Provided entries —
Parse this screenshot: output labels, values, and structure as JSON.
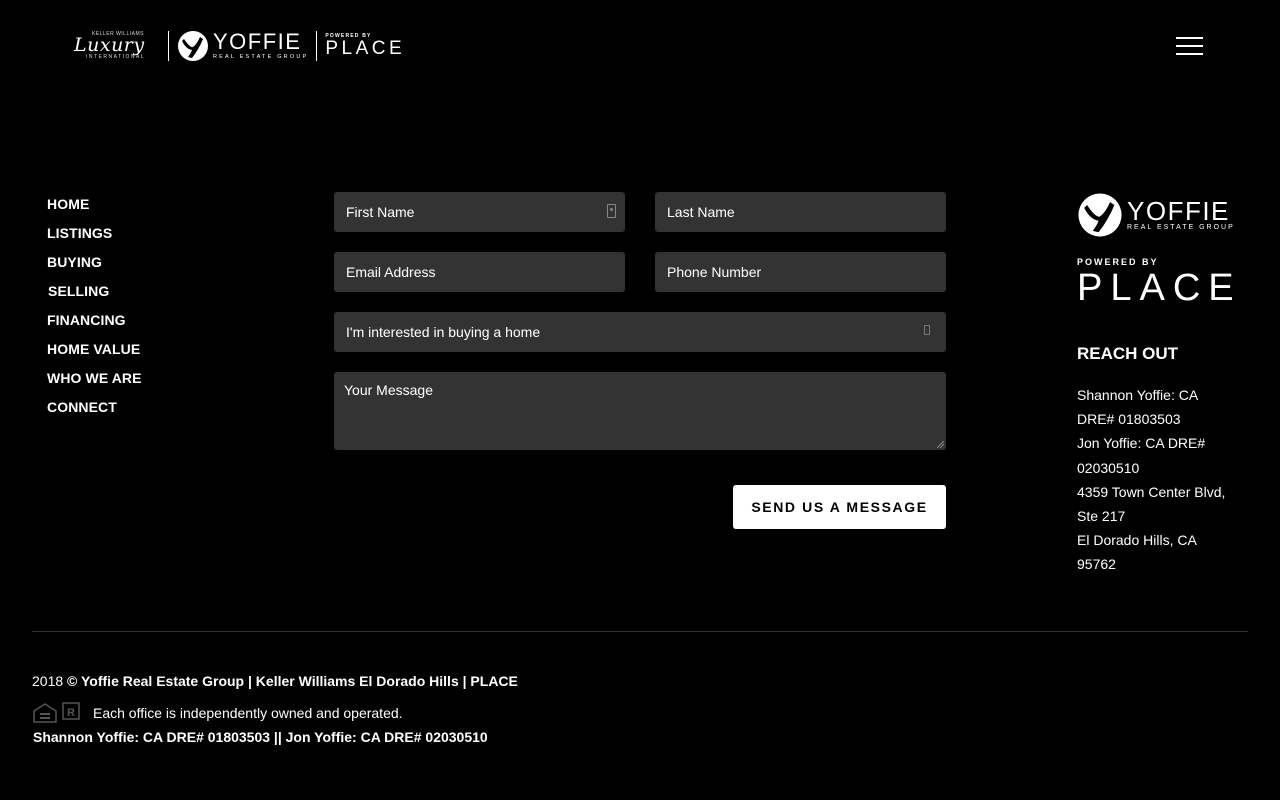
{
  "header": {
    "kw_label": "KELLER WILLIAMS",
    "luxury_label": "Luxury",
    "international_label": "INTERNATIONAL",
    "brand_name": "YOFFIE",
    "brand_sub": "REAL ESTATE GROUP",
    "powered_by": "POWERED BY",
    "place": "PLACE",
    "menu_icon": "hamburger-menu-icon"
  },
  "nav": {
    "items": [
      {
        "label": "HOME"
      },
      {
        "label": "LISTINGS"
      },
      {
        "label": "BUYING"
      },
      {
        "label": "SELLING"
      },
      {
        "label": "FINANCING"
      },
      {
        "label": "HOME VALUE"
      },
      {
        "label": "WHO WE ARE"
      },
      {
        "label": "CONNECT"
      }
    ]
  },
  "form": {
    "first_name_placeholder": "First Name",
    "last_name_placeholder": "Last Name",
    "email_placeholder": "Email Address",
    "phone_placeholder": "Phone Number",
    "interest_selected": "I'm interested in buying a home",
    "message_placeholder": "Your Message",
    "submit_label": "SEND US A MESSAGE"
  },
  "sidebar": {
    "brand_name": "YOFFIE",
    "brand_sub": "REAL ESTATE GROUP",
    "powered_by": "POWERED BY",
    "place": "PLACE",
    "heading": "REACH OUT",
    "contact_lines": [
      "Shannon Yoffie: CA",
      "DRE# 01803503",
      "Jon Yoffie: CA DRE#",
      "02030510",
      "4359 Town Center Blvd,",
      "Ste 217",
      "El Dorado Hills, CA",
      "95762"
    ]
  },
  "footer": {
    "year": "2018",
    "copyright": "© Yoffie Real Estate Group | Keller Williams El Dorado Hills | PLACE",
    "independent": "Each office is independently owned and operated.",
    "dre_line": "Shannon Yoffie: CA DRE# 01803503 || Jon Yoffie: CA DRE# 02030510",
    "icons": [
      "equal-housing-icon",
      "realtor-icon"
    ]
  },
  "colors": {
    "background": "#000000",
    "field": "#333333",
    "text": "#ffffff",
    "button_bg": "#ffffff",
    "button_text": "#000000"
  }
}
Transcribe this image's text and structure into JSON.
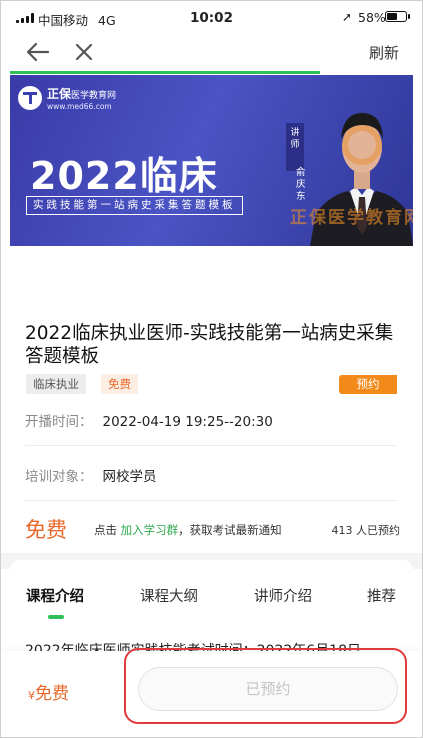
{
  "status_bar": {
    "carrier": "中国移动",
    "network": "4G",
    "time": "10:02",
    "battery": "58%",
    "battery_level": 0.58
  },
  "nav": {
    "refresh_label": "刷新"
  },
  "banner": {
    "logo_name": "正保",
    "logo_sub": "医学教育网",
    "logo_url": "www.med66.com",
    "title": "2022临床",
    "subtitle": "实践技能第一站病史采集答题模板",
    "lecturer_tag": "讲师",
    "lecturer_name": "俞庆东",
    "watermark": "正保医学教育网"
  },
  "course": {
    "title": "2022临床执业医师-实践技能第一站病史采集答题模板",
    "tags": [
      "临床执业",
      "免费"
    ],
    "status_badge": "预约",
    "time_label": "开播时间：",
    "time_value": "2022-04-19 19:25--20:30",
    "target_label": "培训对象：",
    "target_value": "网校学员",
    "price": "免费",
    "notice_prefix": "点击",
    "notice_link": "加入学习群",
    "notice_suffix": "，获取考试最新通知",
    "reserve_count": "413 人已预约"
  },
  "tabs": [
    {
      "label": "课程介绍",
      "active": true
    },
    {
      "label": "课程大纲",
      "active": false
    },
    {
      "label": "讲师介绍",
      "active": false
    },
    {
      "label": "推荐",
      "active": false
    }
  ],
  "content_preview": "2022年临床医师实践技能考试时间：2022年6月18日",
  "bottom_bar": {
    "currency": "¥",
    "price": "免费",
    "reserved_label": "已预约"
  },
  "colors": {
    "accent_green": "#2fbf58",
    "price_orange": "#e8692a",
    "badge_orange": "#f28a1a",
    "banner_blue": "#3a3aa8",
    "highlight_red": "#e03a3a"
  }
}
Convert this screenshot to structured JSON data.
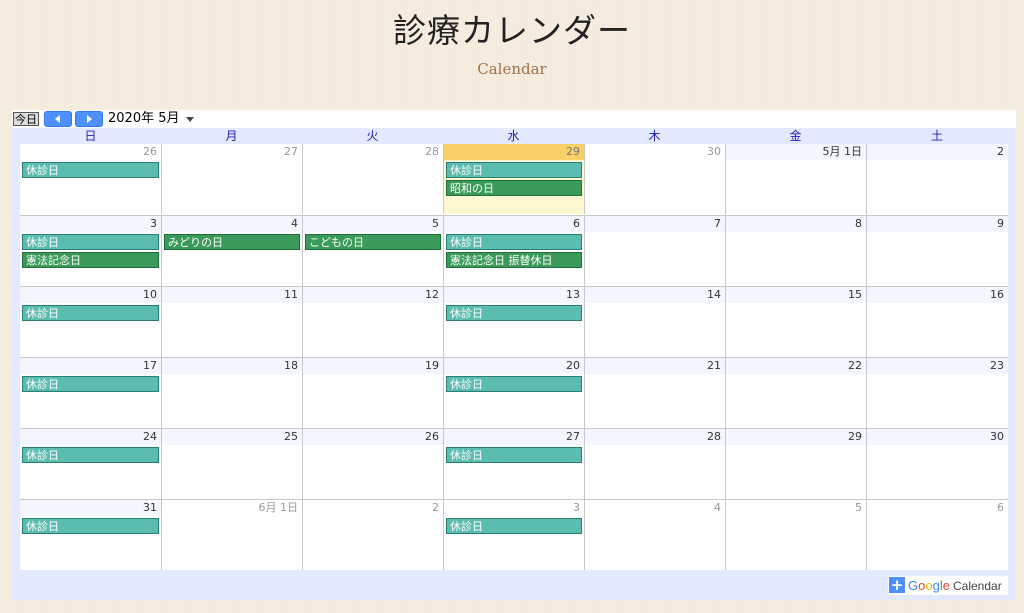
{
  "header": {
    "title": "診療カレンダー",
    "subtitle": "Calendar"
  },
  "nav": {
    "today_label": "今日",
    "prev_icon": "chevron-left-icon",
    "next_icon": "chevron-right-icon",
    "month_label": "2020年 5月"
  },
  "weekdays": [
    "日",
    "月",
    "火",
    "水",
    "木",
    "金",
    "土"
  ],
  "colors": {
    "closed_event": "#5bbdb0",
    "holiday_event": "#3a9a5a",
    "today_header": "#f9d065",
    "weekday_text": "#2020c0"
  },
  "weeks": [
    {
      "days": [
        {
          "label": "26",
          "other": true,
          "events": [
            {
              "title": "休診日",
              "type": "closed"
            }
          ]
        },
        {
          "label": "27",
          "other": true,
          "events": []
        },
        {
          "label": "28",
          "other": true,
          "events": []
        },
        {
          "label": "29",
          "other": true,
          "today": true,
          "events": [
            {
              "title": "休診日",
              "type": "closed"
            },
            {
              "title": "昭和の日",
              "type": "holiday"
            }
          ]
        },
        {
          "label": "30",
          "other": true,
          "events": []
        },
        {
          "label": "5月 1日",
          "events": []
        },
        {
          "label": "2",
          "events": []
        }
      ]
    },
    {
      "days": [
        {
          "label": "3",
          "events": [
            {
              "title": "休診日",
              "type": "closed"
            },
            {
              "title": "憲法記念日",
              "type": "holiday"
            }
          ]
        },
        {
          "label": "4",
          "events": [
            {
              "title": "みどりの日",
              "type": "holiday"
            }
          ]
        },
        {
          "label": "5",
          "events": [
            {
              "title": "こどもの日",
              "type": "holiday"
            }
          ]
        },
        {
          "label": "6",
          "events": [
            {
              "title": "休診日",
              "type": "closed"
            },
            {
              "title": "憲法記念日 振替休日",
              "type": "holiday"
            }
          ]
        },
        {
          "label": "7",
          "events": []
        },
        {
          "label": "8",
          "events": []
        },
        {
          "label": "9",
          "events": []
        }
      ]
    },
    {
      "days": [
        {
          "label": "10",
          "events": [
            {
              "title": "休診日",
              "type": "closed"
            }
          ]
        },
        {
          "label": "11",
          "events": []
        },
        {
          "label": "12",
          "events": []
        },
        {
          "label": "13",
          "events": [
            {
              "title": "休診日",
              "type": "closed"
            }
          ]
        },
        {
          "label": "14",
          "events": []
        },
        {
          "label": "15",
          "events": []
        },
        {
          "label": "16",
          "events": []
        }
      ]
    },
    {
      "days": [
        {
          "label": "17",
          "events": [
            {
              "title": "休診日",
              "type": "closed"
            }
          ]
        },
        {
          "label": "18",
          "events": []
        },
        {
          "label": "19",
          "events": []
        },
        {
          "label": "20",
          "events": [
            {
              "title": "休診日",
              "type": "closed"
            }
          ]
        },
        {
          "label": "21",
          "events": []
        },
        {
          "label": "22",
          "events": []
        },
        {
          "label": "23",
          "events": []
        }
      ]
    },
    {
      "days": [
        {
          "label": "24",
          "events": [
            {
              "title": "休診日",
              "type": "closed"
            }
          ]
        },
        {
          "label": "25",
          "events": []
        },
        {
          "label": "26",
          "events": []
        },
        {
          "label": "27",
          "events": [
            {
              "title": "休診日",
              "type": "closed"
            }
          ]
        },
        {
          "label": "28",
          "events": []
        },
        {
          "label": "29",
          "events": []
        },
        {
          "label": "30",
          "events": []
        }
      ]
    },
    {
      "days": [
        {
          "label": "31",
          "events": [
            {
              "title": "休診日",
              "type": "closed"
            }
          ]
        },
        {
          "label": "6月 1日",
          "other": true,
          "events": []
        },
        {
          "label": "2",
          "other": true,
          "events": []
        },
        {
          "label": "3",
          "other": true,
          "events": [
            {
              "title": "休診日",
              "type": "closed"
            }
          ]
        },
        {
          "label": "4",
          "other": true,
          "events": []
        },
        {
          "label": "5",
          "other": true,
          "events": []
        },
        {
          "label": "6",
          "other": true,
          "events": []
        }
      ]
    }
  ],
  "footer": {
    "badge_icon": "plus-icon",
    "badge_google": "Google",
    "badge_calendar": "Calendar"
  }
}
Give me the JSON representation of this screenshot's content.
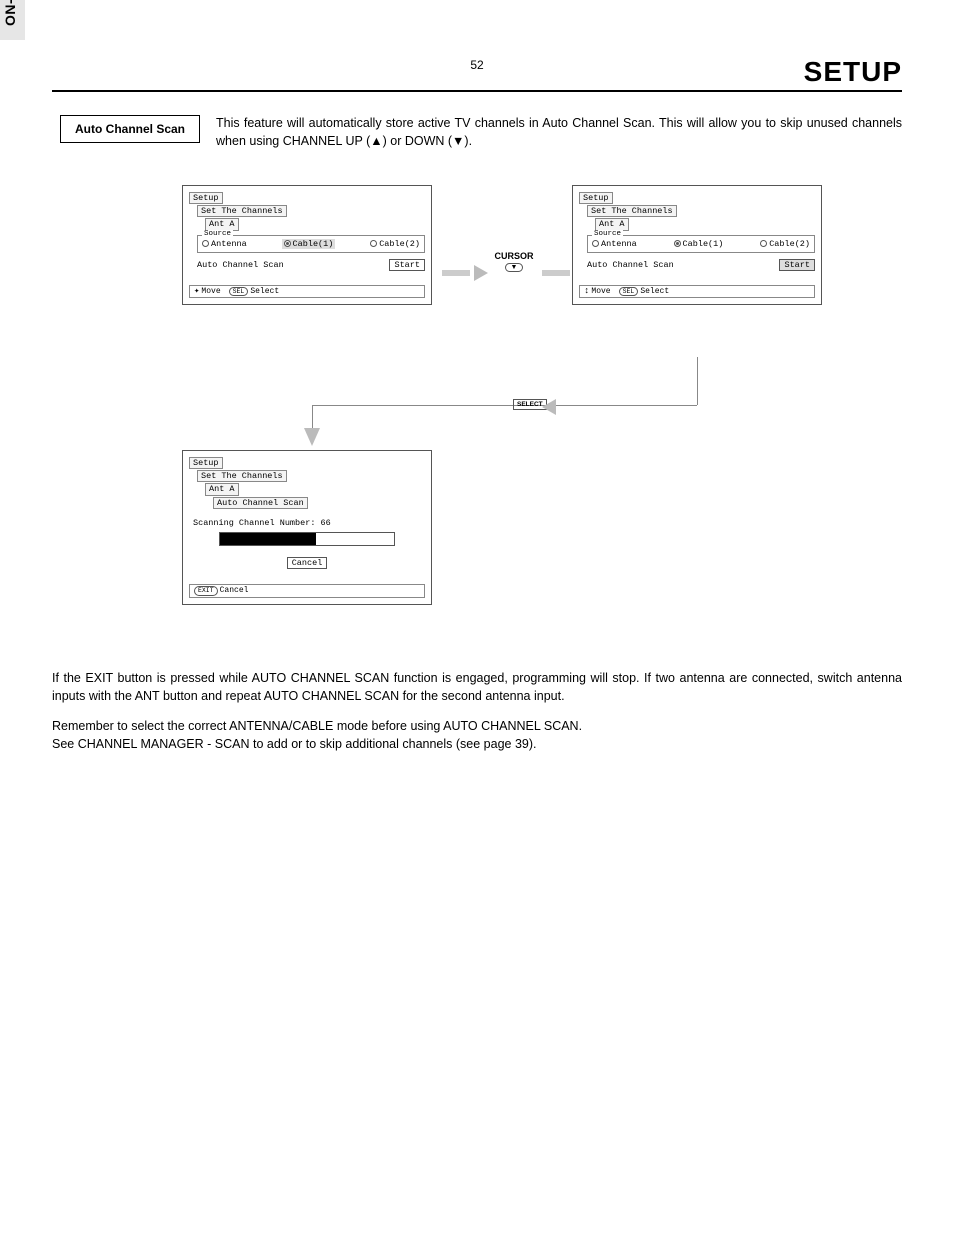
{
  "header": {
    "title": "SETUP"
  },
  "feature": {
    "label": "Auto Channel Scan",
    "desc": "This feature will automatically store active TV channels in Auto Channel Scan.  This will allow you to skip unused channels when using CHANNEL UP (▲) or DOWN (▼)."
  },
  "screens": {
    "common": {
      "crumb1": "Setup",
      "crumb2": "Set The Channels",
      "crumb3": "Ant A",
      "sourceLabel": "Source",
      "opts": {
        "antenna": "Antenna",
        "cable1": "Cable(1)",
        "cable2": "Cable(2)"
      },
      "acsLabel": "Auto Channel Scan",
      "startBtn": "Start",
      "hintMove": "Move",
      "hintSelPill": "SEL",
      "hintSelect": "Select"
    },
    "s3": {
      "crumb4": "Auto Channel Scan",
      "scanLine": "Scanning Channel Number: 66",
      "cancelBtn": "Cancel",
      "hintCancelPill": "EXIT",
      "hintCancel": "Cancel"
    }
  },
  "flow": {
    "cursorLabel": "CURSOR",
    "cursorKey": "▼",
    "selectKey": "SELECT"
  },
  "body": {
    "p1": "If the EXIT button is pressed while AUTO CHANNEL SCAN function is engaged, programming will stop.  If two antenna are connected, switch antenna inputs with the ANT button and repeat AUTO CHANNEL SCAN for the second antenna input.",
    "p2a": "Remember to select the correct ANTENNA/CABLE mode before using AUTO CHANNEL SCAN.",
    "p2b": "See CHANNEL MANAGER - SCAN to add or to skip additional channels (see page 39)."
  },
  "sidebar": {
    "label": "ON-SCREEN DISPLAY"
  },
  "pageNumber": "52"
}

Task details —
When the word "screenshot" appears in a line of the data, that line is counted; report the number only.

Result of the task —
3